** Opening Records supplied block **

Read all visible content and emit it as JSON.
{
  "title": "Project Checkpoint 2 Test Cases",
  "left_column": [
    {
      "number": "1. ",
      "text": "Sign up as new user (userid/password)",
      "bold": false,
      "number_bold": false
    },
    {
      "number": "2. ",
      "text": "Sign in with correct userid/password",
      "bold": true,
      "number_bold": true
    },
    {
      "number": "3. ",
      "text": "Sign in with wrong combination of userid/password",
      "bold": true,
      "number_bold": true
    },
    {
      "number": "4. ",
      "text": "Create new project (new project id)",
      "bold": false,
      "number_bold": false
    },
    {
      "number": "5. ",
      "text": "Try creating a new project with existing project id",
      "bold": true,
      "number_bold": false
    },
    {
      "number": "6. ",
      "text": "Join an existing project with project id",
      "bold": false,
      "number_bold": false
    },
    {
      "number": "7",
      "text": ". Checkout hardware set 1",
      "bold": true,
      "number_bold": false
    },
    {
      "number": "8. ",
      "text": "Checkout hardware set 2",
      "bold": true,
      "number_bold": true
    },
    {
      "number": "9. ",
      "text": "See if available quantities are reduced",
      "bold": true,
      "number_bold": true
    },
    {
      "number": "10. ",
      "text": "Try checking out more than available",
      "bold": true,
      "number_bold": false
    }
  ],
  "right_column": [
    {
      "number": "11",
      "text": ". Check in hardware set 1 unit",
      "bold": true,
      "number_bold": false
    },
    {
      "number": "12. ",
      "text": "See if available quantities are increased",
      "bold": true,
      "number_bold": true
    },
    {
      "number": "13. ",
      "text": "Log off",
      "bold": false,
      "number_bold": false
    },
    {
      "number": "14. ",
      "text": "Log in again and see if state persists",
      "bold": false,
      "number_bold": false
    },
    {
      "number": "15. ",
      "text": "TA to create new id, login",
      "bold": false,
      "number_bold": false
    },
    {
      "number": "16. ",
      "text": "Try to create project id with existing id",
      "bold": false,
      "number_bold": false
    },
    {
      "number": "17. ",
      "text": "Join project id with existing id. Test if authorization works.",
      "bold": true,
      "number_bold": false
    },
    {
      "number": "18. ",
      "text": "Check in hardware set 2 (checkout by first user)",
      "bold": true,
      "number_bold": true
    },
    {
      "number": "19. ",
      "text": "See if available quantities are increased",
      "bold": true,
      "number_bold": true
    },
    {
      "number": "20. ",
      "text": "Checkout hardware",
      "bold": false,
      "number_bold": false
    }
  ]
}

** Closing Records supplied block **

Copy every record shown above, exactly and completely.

Read all visible content and emit it as JSON.
{
  "title": "Project Checkpoint 2 Test Cases",
  "left_column": [
    {
      "number": "1. ",
      "text": "Sign up as new user (userid/password)",
      "bold": false,
      "number_bold": false
    },
    {
      "number": "2. ",
      "text": "Sign in with correct userid/password",
      "bold": true,
      "number_bold": true
    },
    {
      "number": "3. ",
      "text": "Sign in with wrong combination of userid/password",
      "bold": true,
      "number_bold": true
    },
    {
      "number": "4. ",
      "text": "Create new project (new project id)",
      "bold": false,
      "number_bold": false
    },
    {
      "number": "5. ",
      "text": "Try creating a new project with existing project id",
      "bold": true,
      "number_bold": false
    },
    {
      "number": "6. ",
      "text": "Join an existing project with project id",
      "bold": false,
      "number_bold": false
    },
    {
      "number": "7",
      "text": ". Checkout hardware set 1",
      "bold": true,
      "number_bold": false
    },
    {
      "number": "8. ",
      "text": "Checkout hardware set 2",
      "bold": true,
      "number_bold": true
    },
    {
      "number": "9. ",
      "text": "See if available quantities are reduced",
      "bold": true,
      "number_bold": true
    },
    {
      "number": "10. ",
      "text": "Try checking out more than available",
      "bold": true,
      "number_bold": false
    }
  ],
  "right_column": [
    {
      "number": "11",
      "text": ". Check in hardware set 1 unit",
      "bold": true,
      "number_bold": false
    },
    {
      "number": "12. ",
      "text": "See if available quantities are increased",
      "bold": true,
      "number_bold": true
    },
    {
      "number": "13. ",
      "text": "Log off",
      "bold": false,
      "number_bold": false
    },
    {
      "number": "14. ",
      "text": "Log in again and see if state persists",
      "bold": false,
      "number_bold": false
    },
    {
      "number": "15. ",
      "text": "TA to create new id, login",
      "bold": false,
      "number_bold": false
    },
    {
      "number": "16. ",
      "text": "Try to create project id with existing id",
      "bold": false,
      "number_bold": false
    },
    {
      "number": "17. ",
      "text": "Join project id with existing id. Test if authorization works.",
      "bold": true,
      "number_bold": false
    },
    {
      "number": "18. ",
      "text": "Check in hardware set 2 (checkout by first user)",
      "bold": true,
      "number_bold": true
    },
    {
      "number": "19. ",
      "text": "See if available quantities are increased",
      "bold": true,
      "number_bold": true
    },
    {
      "number": "20. ",
      "text": "Checkout hardware",
      "bold": false,
      "number_bold": false
    }
  ]
}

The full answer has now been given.